DATA SHOWN:
##############################
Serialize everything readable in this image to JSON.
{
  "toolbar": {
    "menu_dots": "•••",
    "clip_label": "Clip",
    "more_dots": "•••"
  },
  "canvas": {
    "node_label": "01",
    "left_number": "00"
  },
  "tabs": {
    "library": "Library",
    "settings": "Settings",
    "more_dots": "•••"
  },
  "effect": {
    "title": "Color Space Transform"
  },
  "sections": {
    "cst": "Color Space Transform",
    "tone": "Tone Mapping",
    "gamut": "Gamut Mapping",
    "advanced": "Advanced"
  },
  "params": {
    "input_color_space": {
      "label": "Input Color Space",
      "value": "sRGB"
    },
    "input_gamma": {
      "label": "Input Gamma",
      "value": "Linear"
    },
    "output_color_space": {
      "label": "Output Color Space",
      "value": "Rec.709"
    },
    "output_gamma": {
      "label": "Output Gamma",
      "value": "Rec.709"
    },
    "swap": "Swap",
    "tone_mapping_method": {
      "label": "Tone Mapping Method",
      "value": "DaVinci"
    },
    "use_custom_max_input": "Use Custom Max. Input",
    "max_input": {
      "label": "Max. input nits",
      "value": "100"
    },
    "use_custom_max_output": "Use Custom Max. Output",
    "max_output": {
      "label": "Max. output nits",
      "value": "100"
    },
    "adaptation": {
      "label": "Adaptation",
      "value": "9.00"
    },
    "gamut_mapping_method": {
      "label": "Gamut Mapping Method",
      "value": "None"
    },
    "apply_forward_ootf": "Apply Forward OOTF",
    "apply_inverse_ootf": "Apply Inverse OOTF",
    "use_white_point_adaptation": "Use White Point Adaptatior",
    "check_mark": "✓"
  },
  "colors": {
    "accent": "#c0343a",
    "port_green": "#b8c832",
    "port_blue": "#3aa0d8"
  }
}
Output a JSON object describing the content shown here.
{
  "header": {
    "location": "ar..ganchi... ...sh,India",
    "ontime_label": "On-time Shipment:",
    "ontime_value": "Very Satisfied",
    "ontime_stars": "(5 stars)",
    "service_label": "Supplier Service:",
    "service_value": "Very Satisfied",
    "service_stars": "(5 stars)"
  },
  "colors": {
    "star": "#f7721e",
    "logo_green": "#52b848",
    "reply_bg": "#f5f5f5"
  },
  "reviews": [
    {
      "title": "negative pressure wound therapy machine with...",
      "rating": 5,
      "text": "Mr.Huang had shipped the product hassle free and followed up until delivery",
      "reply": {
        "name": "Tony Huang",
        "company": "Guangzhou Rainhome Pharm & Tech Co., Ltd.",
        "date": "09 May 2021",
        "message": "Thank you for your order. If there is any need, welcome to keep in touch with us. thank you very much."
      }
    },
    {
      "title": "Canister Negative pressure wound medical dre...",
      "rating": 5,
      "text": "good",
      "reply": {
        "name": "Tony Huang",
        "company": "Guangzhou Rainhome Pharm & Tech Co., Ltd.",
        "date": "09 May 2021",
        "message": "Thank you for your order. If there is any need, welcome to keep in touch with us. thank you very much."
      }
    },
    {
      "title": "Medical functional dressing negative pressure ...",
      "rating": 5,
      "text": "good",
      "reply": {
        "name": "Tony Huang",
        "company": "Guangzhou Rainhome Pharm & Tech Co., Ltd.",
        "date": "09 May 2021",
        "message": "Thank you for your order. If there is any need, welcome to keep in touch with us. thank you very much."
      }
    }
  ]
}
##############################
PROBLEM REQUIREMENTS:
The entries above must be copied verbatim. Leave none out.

YOUR SOLUTION:
Serialize everything readable in this image to JSON.
{
  "toolbar": {
    "menu_dots": "•••",
    "clip_label": "Clip",
    "more_dots": "•••"
  },
  "canvas": {
    "node_label": "01",
    "left_number": "00"
  },
  "tabs": {
    "library": "Library",
    "settings": "Settings",
    "more_dots": "•••"
  },
  "effect": {
    "title": "Color Space Transform"
  },
  "sections": {
    "cst": "Color Space Transform",
    "tone": "Tone Mapping",
    "gamut": "Gamut Mapping",
    "advanced": "Advanced"
  },
  "params": {
    "input_color_space": {
      "label": "Input Color Space",
      "value": "sRGB"
    },
    "input_gamma": {
      "label": "Input Gamma",
      "value": "Linear"
    },
    "output_color_space": {
      "label": "Output Color Space",
      "value": "Rec.709"
    },
    "output_gamma": {
      "label": "Output Gamma",
      "value": "Rec.709"
    },
    "swap": "Swap",
    "tone_mapping_method": {
      "label": "Tone Mapping Method",
      "value": "DaVinci"
    },
    "use_custom_max_input": "Use Custom Max. Input",
    "max_input": {
      "label": "Max. input nits",
      "value": "100"
    },
    "use_custom_max_output": "Use Custom Max. Output",
    "max_output": {
      "label": "Max. output nits",
      "value": "100"
    },
    "adaptation": {
      "label": "Adaptation",
      "value": "9.00"
    },
    "gamut_mapping_method": {
      "label": "Gamut Mapping Method",
      "value": "None"
    },
    "apply_forward_ootf": "Apply Forward OOTF",
    "apply_inverse_ootf": "Apply Inverse OOTF",
    "use_white_point_adaptation": "Use White Point Adaptatior",
    "check_mark": "✓"
  },
  "colors": {
    "accent": "#c0343a",
    "port_green": "#b8c832",
    "port_blue": "#3aa0d8"
  }
}
Output a JSON object describing the content shown here.
{
  "header": {
    "location": "ar..ganchi... ...sh,India",
    "ontime_label": "On-time Shipment:",
    "ontime_value": "Very Satisfied",
    "ontime_stars": "(5 stars)",
    "service_label": "Supplier Service:",
    "service_value": "Very Satisfied",
    "service_stars": "(5 stars)"
  },
  "colors": {
    "star": "#f7721e",
    "logo_green": "#52b848",
    "reply_bg": "#f5f5f5"
  },
  "reviews": [
    {
      "title": "negative pressure wound therapy machine with...",
      "rating": 5,
      "text": "Mr.Huang had shipped the product hassle free and followed up until delivery",
      "reply": {
        "name": "Tony Huang",
        "company": "Guangzhou Rainhome Pharm & Tech Co., Ltd.",
        "date": "09 May 2021",
        "message": "Thank you for your order. If there is any need, welcome to keep in touch with us. thank you very much."
      }
    },
    {
      "title": "Canister Negative pressure wound medical dre...",
      "rating": 5,
      "text": "good",
      "reply": {
        "name": "Tony Huang",
        "company": "Guangzhou Rainhome Pharm & Tech Co., Ltd.",
        "date": "09 May 2021",
        "message": "Thank you for your order. If there is any need, welcome to keep in touch with us. thank you very much."
      }
    },
    {
      "title": "Medical functional dressing negative pressure ...",
      "rating": 5,
      "text": "good",
      "reply": {
        "name": "Tony Huang",
        "company": "Guangzhou Rainhome Pharm & Tech Co., Ltd.",
        "date": "09 May 2021",
        "message": "Thank you for your order. If there is any need, welcome to keep in touch with us. thank you very much."
      }
    }
  ]
}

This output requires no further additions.